▶ [EXERCISE PROMPT] From the listing below, pull each line that includes "items".

▶ [STUDY MATERIAL]

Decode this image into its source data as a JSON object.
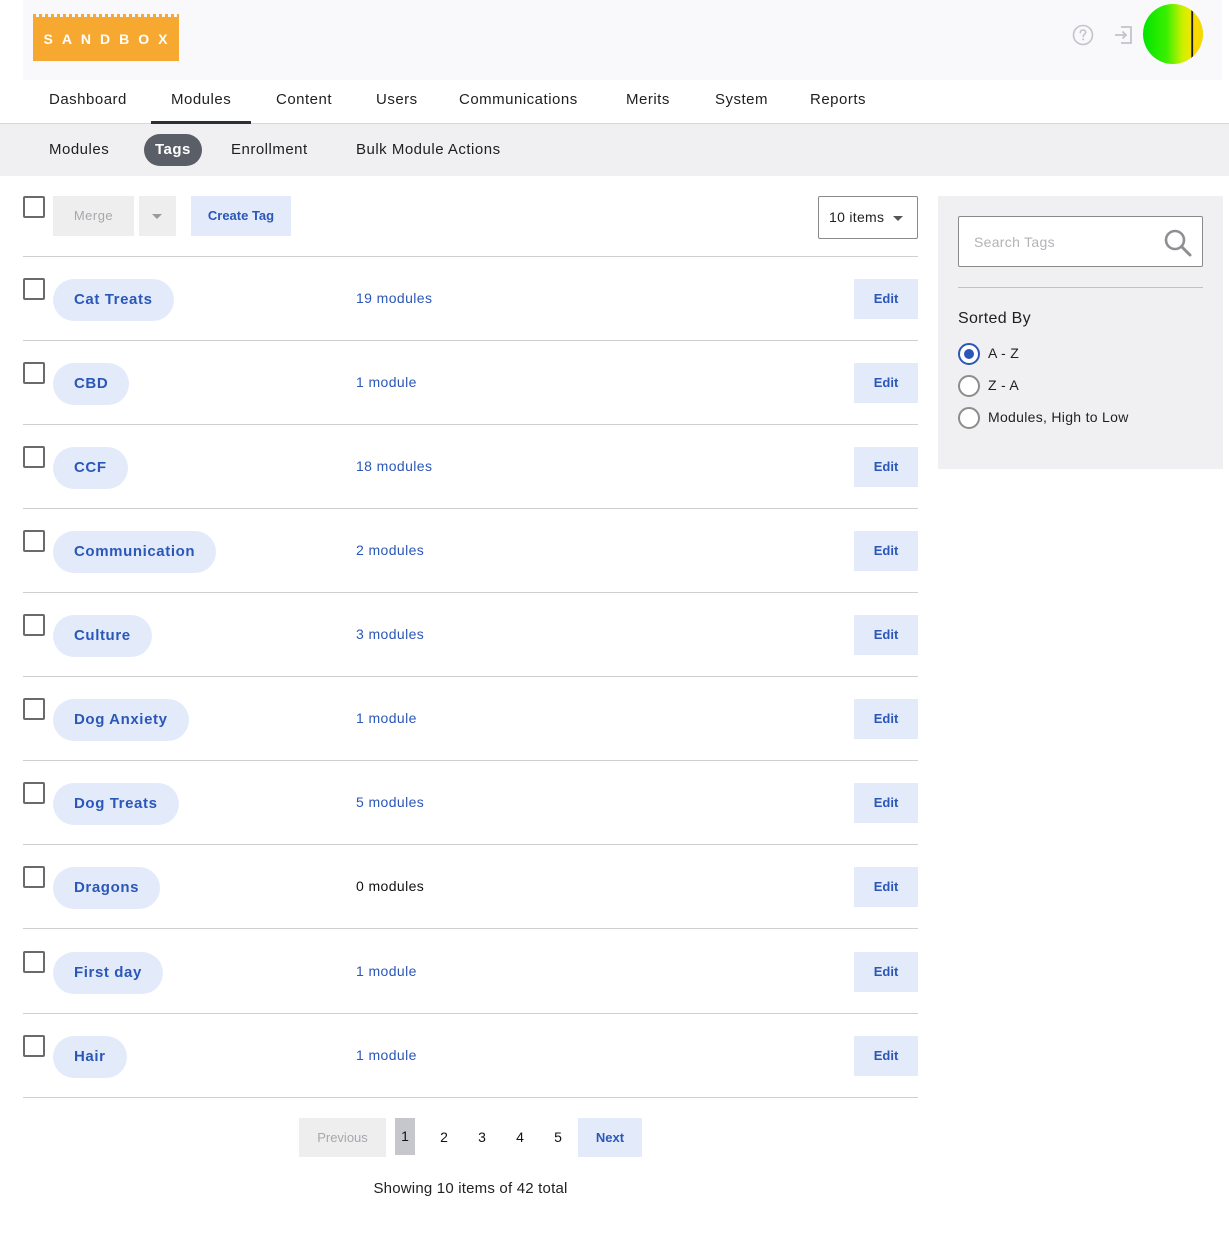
{
  "header": {
    "logo_text": "SANDBOX",
    "help_icon": "help-circle-icon",
    "logout_icon": "sign-out-icon",
    "avatar_colors": [
      "#00e400",
      "#f3e700"
    ]
  },
  "main_nav": {
    "items": [
      "Dashboard",
      "Modules",
      "Content",
      "Users",
      "Communications",
      "Merits",
      "System",
      "Reports"
    ],
    "active": "Modules"
  },
  "sub_nav": {
    "items": [
      "Modules",
      "Tags",
      "Enrollment",
      "Bulk Module Actions"
    ],
    "active": "Tags"
  },
  "toolbar": {
    "merge_label": "Merge",
    "create_tag_label": "Create Tag",
    "items_per_page": "10 items"
  },
  "tags": [
    {
      "name": "Cat Treats",
      "count": "19 modules",
      "edit": "Edit"
    },
    {
      "name": "CBD",
      "count": "1 module",
      "edit": "Edit"
    },
    {
      "name": "CCF",
      "count": "18 modules",
      "edit": "Edit"
    },
    {
      "name": "Communication",
      "count": "2 modules",
      "edit": "Edit"
    },
    {
      "name": "Culture",
      "count": "3 modules",
      "edit": "Edit"
    },
    {
      "name": "Dog Anxiety",
      "count": "1 module",
      "edit": "Edit"
    },
    {
      "name": "Dog Treats",
      "count": "5 modules",
      "edit": "Edit"
    },
    {
      "name": "Dragons",
      "count": "0 modules",
      "edit": "Edit"
    },
    {
      "name": "First day",
      "count": "1 module",
      "edit": "Edit"
    },
    {
      "name": "Hair",
      "count": "1 module",
      "edit": "Edit"
    }
  ],
  "pagination": {
    "previous": "Previous",
    "pages": [
      "1",
      "2",
      "3",
      "4",
      "5"
    ],
    "current": "1",
    "next": "Next",
    "summary": "Showing 10 items of 42 total"
  },
  "sidebar": {
    "search_placeholder": "Search Tags",
    "sorted_by_title": "Sorted By",
    "sort_options": [
      "A - Z",
      "Z - A",
      "Modules, High to Low"
    ],
    "selected_sort": "A - Z"
  },
  "colors": {
    "accent": "#2b57b8",
    "pill_bg": "#e3ebfb",
    "logo": "#f7a831"
  }
}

▶ [RESULT]
    "items": [
    "items": [
    "items_per_page": "10 items"
    "summary": "Showing 10 items of 42 total"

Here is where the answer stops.